> _Entries shown_

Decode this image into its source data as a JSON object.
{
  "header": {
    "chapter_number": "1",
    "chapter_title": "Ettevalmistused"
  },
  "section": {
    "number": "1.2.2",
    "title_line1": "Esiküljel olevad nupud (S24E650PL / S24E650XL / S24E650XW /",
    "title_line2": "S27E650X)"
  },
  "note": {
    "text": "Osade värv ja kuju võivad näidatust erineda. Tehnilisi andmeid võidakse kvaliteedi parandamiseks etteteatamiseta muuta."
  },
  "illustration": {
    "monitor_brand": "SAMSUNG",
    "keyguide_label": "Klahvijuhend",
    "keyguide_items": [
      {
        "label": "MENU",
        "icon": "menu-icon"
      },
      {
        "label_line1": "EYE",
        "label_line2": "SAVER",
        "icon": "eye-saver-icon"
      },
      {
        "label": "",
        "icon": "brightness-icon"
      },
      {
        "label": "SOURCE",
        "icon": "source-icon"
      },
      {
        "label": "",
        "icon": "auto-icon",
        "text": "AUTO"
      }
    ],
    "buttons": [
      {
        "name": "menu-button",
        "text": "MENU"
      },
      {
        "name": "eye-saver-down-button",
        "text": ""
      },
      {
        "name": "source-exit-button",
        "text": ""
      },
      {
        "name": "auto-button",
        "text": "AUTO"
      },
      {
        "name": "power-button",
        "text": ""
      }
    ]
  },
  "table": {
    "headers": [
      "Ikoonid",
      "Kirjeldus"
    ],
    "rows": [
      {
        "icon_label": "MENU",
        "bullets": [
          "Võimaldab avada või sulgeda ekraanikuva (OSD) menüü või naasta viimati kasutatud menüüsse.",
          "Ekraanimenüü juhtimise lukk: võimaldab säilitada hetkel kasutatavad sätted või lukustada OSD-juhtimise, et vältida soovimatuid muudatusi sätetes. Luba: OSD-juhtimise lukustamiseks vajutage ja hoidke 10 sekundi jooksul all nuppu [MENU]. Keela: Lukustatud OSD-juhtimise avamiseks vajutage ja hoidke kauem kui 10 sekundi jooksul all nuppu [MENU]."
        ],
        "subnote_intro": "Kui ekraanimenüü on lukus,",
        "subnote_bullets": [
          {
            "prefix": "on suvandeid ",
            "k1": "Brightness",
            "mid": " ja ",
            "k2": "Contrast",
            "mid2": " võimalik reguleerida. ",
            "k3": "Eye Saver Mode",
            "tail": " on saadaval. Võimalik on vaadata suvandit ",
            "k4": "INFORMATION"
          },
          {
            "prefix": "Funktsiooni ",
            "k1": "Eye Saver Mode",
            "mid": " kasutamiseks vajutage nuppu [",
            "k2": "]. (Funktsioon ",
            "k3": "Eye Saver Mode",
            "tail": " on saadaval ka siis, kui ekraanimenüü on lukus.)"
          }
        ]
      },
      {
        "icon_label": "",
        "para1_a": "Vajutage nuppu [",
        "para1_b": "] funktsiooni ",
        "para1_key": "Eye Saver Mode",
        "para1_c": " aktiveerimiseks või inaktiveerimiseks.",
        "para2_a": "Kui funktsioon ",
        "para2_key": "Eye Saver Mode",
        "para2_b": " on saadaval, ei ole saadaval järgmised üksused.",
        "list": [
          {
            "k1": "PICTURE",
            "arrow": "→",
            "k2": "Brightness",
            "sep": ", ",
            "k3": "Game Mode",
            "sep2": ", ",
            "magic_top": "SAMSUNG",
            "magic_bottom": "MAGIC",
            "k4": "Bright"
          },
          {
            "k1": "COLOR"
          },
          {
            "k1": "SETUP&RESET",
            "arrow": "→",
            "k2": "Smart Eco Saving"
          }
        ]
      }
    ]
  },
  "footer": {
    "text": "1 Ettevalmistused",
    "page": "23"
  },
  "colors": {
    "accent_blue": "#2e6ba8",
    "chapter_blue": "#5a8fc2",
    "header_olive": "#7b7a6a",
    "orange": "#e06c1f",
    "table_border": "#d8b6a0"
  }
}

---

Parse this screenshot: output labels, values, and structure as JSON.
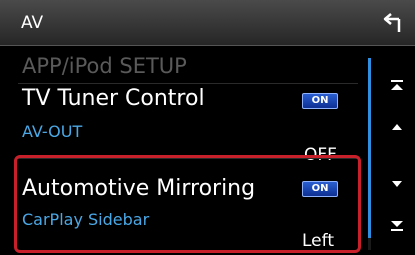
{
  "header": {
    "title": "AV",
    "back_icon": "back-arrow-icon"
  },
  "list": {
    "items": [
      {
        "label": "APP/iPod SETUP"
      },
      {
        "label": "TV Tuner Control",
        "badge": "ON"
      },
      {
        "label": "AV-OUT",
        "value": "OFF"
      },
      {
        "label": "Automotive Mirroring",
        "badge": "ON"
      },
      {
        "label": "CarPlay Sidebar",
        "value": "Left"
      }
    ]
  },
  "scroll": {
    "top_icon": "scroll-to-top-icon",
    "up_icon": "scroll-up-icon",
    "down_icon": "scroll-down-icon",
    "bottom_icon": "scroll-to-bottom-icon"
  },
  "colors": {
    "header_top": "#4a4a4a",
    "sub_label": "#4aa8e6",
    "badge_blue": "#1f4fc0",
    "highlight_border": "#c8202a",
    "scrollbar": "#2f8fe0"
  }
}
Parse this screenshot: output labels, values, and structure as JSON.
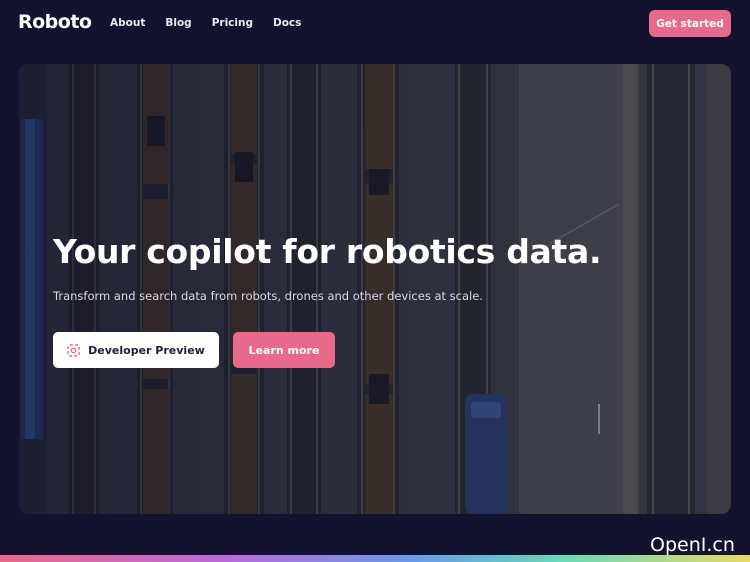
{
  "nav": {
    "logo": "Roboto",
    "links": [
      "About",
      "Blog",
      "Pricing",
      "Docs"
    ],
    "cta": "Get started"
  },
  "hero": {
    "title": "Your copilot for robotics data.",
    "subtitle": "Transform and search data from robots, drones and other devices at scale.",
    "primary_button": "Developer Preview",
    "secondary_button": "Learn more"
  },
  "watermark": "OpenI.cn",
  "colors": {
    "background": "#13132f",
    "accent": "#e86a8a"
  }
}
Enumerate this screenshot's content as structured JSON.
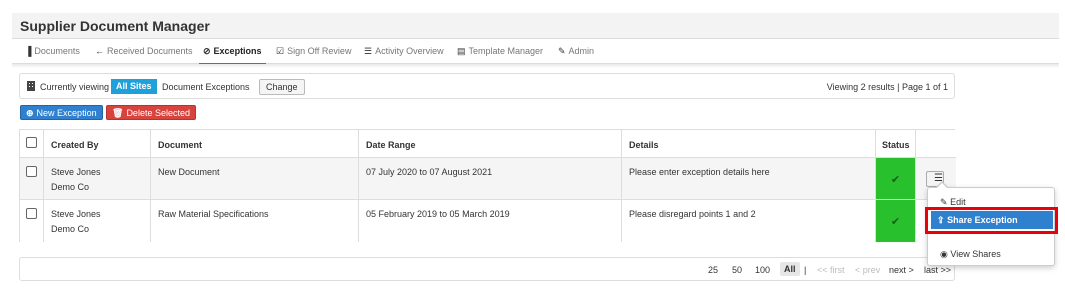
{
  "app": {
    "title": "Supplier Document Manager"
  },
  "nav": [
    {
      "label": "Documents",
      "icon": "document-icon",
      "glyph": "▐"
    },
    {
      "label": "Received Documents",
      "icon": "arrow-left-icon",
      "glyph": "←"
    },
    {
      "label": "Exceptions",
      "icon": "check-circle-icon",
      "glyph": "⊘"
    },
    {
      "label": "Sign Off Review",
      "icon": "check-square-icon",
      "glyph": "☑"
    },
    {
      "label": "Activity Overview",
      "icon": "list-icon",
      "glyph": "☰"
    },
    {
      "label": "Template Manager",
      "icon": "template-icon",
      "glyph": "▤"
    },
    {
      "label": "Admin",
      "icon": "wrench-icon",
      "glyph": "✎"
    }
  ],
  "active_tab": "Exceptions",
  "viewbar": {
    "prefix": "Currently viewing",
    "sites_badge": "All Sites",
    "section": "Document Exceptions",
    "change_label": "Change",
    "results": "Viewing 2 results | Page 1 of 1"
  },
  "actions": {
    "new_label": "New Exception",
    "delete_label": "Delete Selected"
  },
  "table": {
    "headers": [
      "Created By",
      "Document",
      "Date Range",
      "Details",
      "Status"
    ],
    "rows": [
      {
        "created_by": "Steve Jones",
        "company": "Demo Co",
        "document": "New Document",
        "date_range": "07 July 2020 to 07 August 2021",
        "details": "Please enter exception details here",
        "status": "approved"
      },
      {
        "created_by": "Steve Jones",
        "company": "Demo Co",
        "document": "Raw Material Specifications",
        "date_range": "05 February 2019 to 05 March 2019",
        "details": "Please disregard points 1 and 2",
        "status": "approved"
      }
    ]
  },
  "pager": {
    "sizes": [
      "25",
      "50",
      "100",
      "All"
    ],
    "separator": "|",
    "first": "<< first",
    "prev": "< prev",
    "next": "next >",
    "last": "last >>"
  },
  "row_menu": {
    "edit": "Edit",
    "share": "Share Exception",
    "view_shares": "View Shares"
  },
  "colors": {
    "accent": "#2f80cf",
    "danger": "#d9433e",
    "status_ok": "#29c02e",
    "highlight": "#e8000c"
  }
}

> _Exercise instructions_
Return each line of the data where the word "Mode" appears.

> _Reply_
            "k3": "Eye Saver Mode",
            "k1": "Eye Saver Mode",
            "k3": "Eye Saver Mode",
        "para1_key": "Eye Saver Mode",
        "para2_key": "Eye Saver Mode",
            "k3": "Game Mode",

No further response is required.